Task directions:
Only lines holding the string "more" are wanted; copy each one from the material.

──────── Source records

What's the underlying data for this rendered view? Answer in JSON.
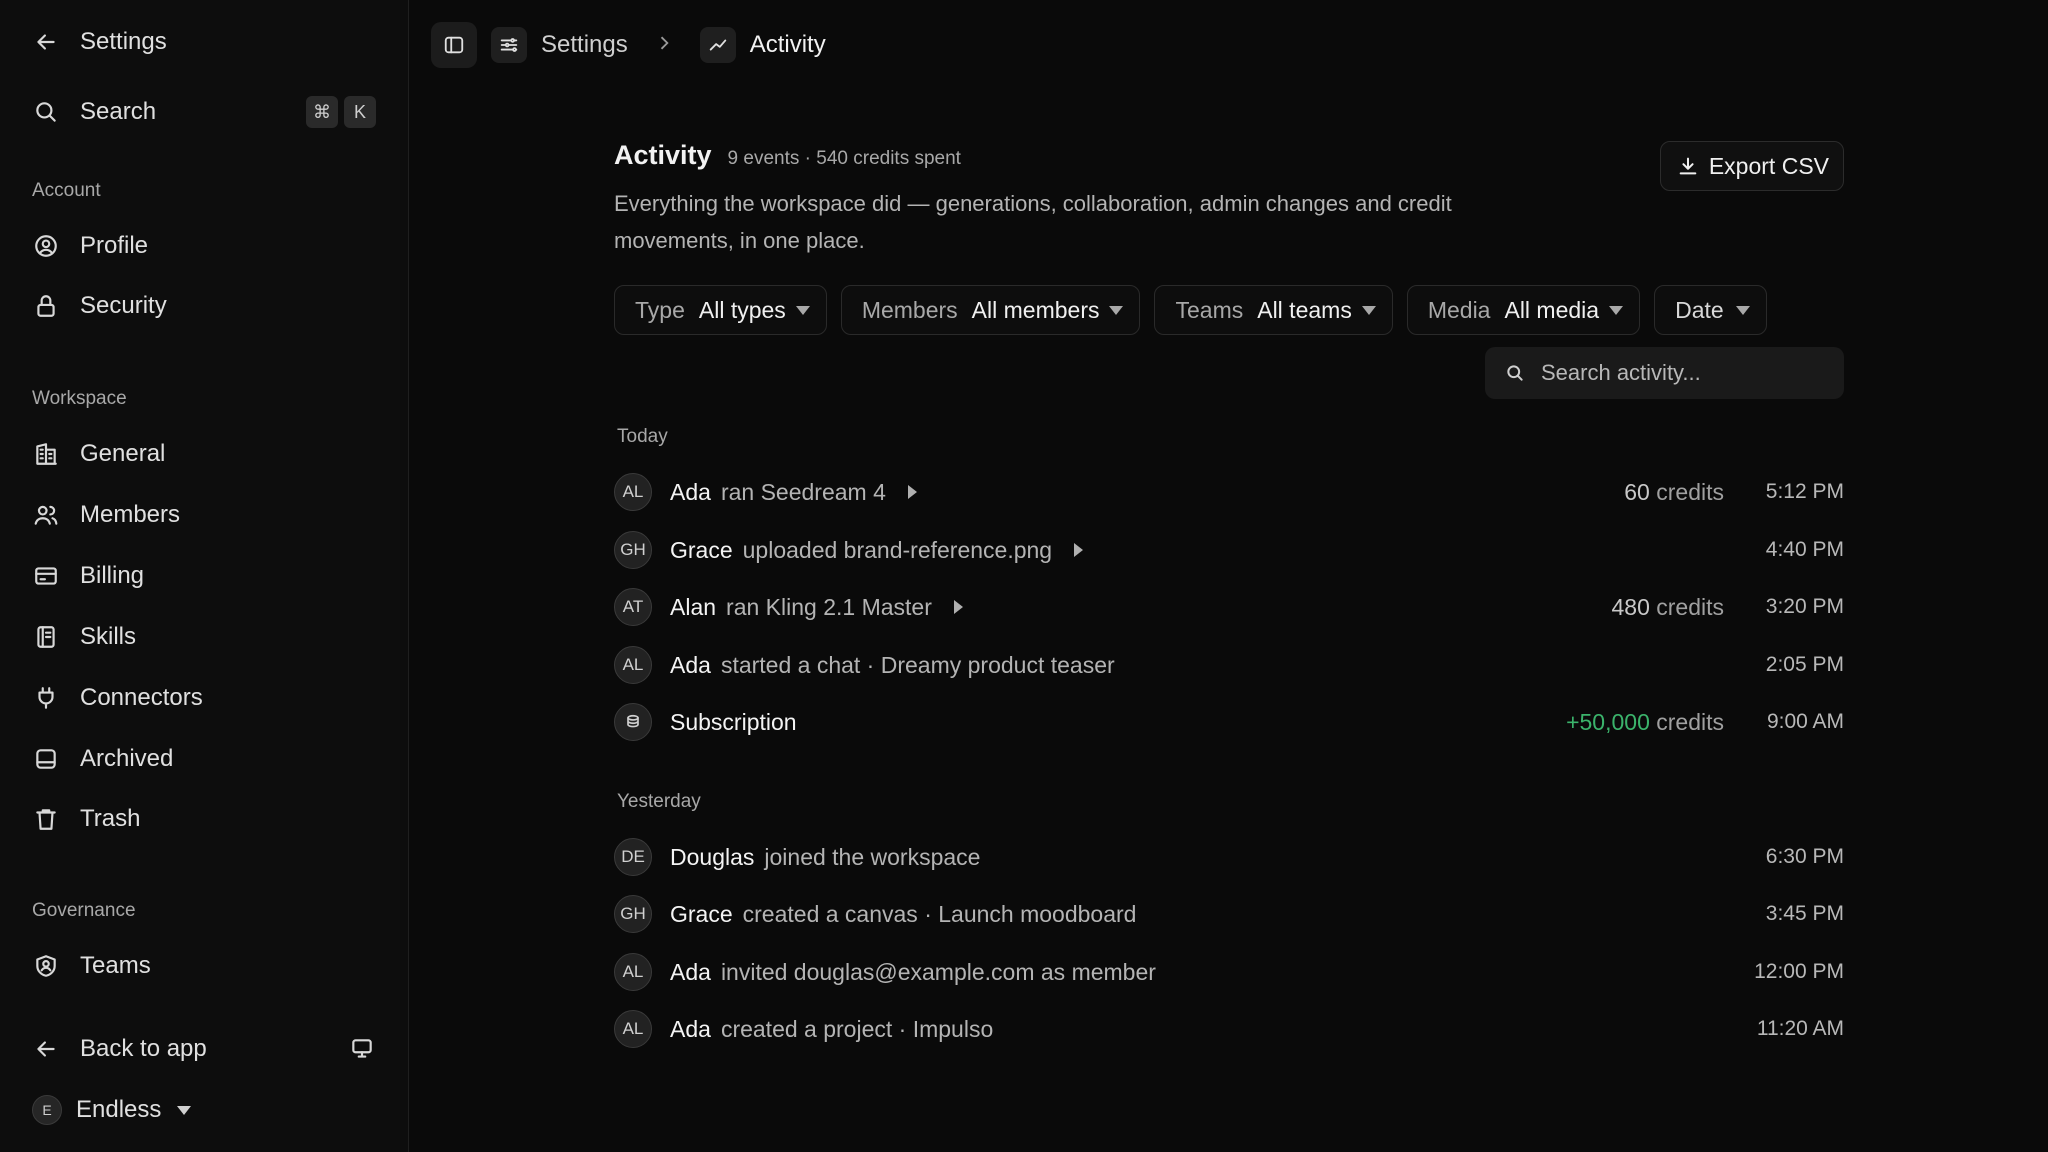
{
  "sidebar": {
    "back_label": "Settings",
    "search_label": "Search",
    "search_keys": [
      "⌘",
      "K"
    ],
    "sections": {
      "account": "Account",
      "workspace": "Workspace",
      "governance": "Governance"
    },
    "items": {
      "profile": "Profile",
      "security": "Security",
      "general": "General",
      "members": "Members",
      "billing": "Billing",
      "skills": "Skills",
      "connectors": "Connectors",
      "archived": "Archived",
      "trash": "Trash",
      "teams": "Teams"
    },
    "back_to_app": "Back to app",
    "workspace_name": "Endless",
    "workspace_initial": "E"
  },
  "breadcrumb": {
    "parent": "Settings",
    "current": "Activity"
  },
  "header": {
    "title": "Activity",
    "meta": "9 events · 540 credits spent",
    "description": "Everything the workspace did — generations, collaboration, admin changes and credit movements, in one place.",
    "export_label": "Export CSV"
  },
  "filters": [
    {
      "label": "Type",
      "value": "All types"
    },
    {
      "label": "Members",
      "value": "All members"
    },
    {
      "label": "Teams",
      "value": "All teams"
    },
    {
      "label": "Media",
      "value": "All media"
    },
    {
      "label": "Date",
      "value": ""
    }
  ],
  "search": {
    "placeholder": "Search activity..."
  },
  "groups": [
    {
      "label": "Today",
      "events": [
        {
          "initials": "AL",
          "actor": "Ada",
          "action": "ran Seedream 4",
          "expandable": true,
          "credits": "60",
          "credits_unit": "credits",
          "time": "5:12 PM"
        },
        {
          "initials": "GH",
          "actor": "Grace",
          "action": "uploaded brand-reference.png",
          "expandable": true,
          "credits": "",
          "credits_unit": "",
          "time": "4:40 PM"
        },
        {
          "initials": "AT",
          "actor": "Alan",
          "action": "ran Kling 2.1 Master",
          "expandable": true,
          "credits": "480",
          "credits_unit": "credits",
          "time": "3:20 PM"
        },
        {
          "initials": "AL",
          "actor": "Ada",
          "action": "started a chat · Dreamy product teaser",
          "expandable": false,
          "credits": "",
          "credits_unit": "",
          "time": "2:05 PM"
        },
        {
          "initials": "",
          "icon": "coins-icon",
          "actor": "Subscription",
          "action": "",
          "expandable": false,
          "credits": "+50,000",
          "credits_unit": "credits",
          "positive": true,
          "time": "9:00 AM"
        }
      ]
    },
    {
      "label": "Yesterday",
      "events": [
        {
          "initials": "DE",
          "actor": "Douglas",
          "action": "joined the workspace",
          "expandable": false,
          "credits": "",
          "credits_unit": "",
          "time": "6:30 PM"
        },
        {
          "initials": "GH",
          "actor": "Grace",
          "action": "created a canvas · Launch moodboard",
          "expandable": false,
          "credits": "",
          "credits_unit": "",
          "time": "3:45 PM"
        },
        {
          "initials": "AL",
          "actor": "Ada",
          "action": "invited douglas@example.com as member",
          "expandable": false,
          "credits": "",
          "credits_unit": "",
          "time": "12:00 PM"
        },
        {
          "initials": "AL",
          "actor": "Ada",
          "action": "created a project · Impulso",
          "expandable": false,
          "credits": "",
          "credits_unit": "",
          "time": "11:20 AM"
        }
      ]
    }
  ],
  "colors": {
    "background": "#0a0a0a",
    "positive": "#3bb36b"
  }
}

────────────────
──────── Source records

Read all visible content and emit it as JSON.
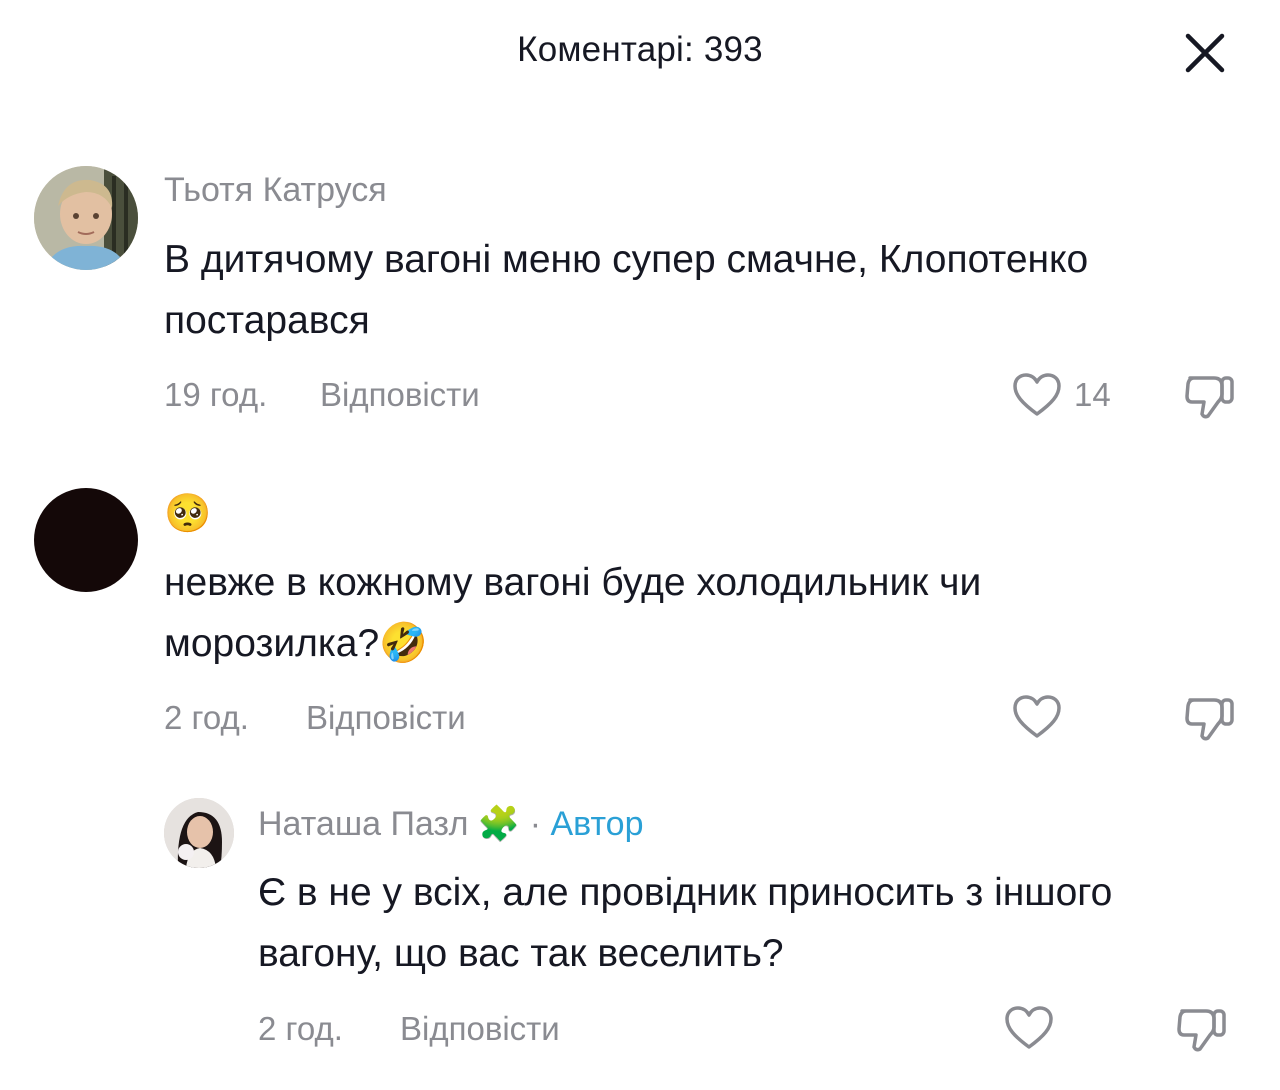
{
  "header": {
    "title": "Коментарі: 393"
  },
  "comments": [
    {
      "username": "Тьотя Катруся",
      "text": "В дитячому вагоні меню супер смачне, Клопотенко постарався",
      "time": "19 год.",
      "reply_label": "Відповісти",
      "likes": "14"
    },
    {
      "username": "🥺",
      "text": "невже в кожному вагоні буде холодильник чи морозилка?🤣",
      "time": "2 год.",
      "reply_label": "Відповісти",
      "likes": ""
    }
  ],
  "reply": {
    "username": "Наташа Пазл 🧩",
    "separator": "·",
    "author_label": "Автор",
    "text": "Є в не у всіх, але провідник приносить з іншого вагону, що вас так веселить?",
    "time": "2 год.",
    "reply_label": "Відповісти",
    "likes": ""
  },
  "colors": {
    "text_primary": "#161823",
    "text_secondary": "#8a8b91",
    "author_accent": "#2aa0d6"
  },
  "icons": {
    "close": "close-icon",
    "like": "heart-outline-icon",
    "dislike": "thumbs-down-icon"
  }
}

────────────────
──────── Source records

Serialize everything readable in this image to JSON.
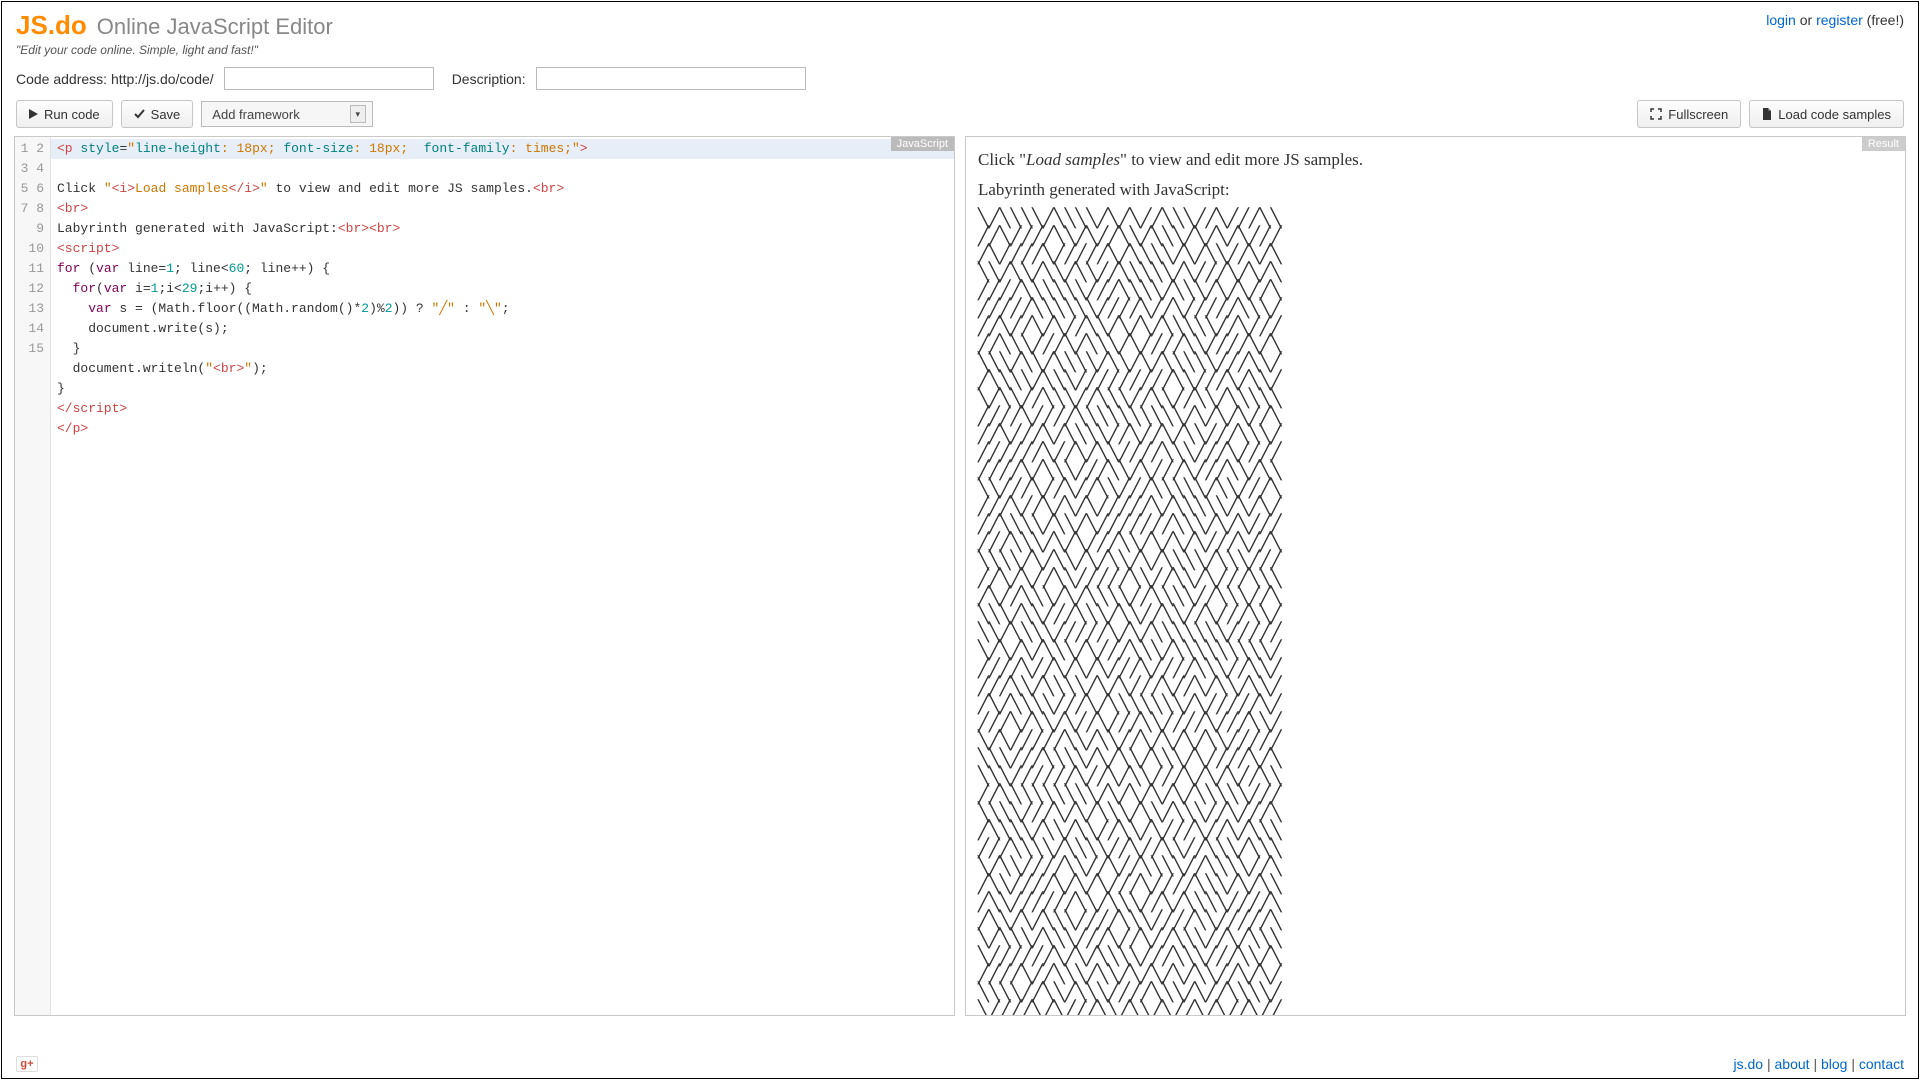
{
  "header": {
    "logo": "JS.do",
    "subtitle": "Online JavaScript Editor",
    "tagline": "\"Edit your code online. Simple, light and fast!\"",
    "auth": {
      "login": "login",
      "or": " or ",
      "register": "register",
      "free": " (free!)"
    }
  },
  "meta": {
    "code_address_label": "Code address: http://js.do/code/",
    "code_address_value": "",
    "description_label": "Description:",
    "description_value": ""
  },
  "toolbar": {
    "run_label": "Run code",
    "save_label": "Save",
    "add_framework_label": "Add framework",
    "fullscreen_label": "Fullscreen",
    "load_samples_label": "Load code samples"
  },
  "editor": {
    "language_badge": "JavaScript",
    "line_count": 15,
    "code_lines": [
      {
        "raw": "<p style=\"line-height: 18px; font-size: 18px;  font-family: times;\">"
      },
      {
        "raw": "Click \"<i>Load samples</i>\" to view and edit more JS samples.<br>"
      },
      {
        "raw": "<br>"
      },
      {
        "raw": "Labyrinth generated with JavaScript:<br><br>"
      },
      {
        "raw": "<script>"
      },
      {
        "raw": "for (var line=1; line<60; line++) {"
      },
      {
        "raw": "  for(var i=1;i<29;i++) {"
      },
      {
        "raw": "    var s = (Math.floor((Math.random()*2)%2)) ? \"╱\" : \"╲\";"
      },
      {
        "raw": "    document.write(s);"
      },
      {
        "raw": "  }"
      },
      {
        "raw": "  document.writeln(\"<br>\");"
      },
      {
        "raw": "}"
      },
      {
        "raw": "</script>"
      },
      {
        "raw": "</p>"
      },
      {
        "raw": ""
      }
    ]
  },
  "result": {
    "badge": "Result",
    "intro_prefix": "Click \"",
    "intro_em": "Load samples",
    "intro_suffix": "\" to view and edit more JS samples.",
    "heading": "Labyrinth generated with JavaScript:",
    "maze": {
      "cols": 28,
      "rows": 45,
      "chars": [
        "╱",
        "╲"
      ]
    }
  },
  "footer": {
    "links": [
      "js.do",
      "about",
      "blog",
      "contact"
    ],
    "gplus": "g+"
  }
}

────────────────

Answer to the exercise:
        "raw": "Click \"<i>Load samples</i>\" to view and edit more JS samples.<br>"
    "intro_suffix": "\" to view and edit more JS samples.",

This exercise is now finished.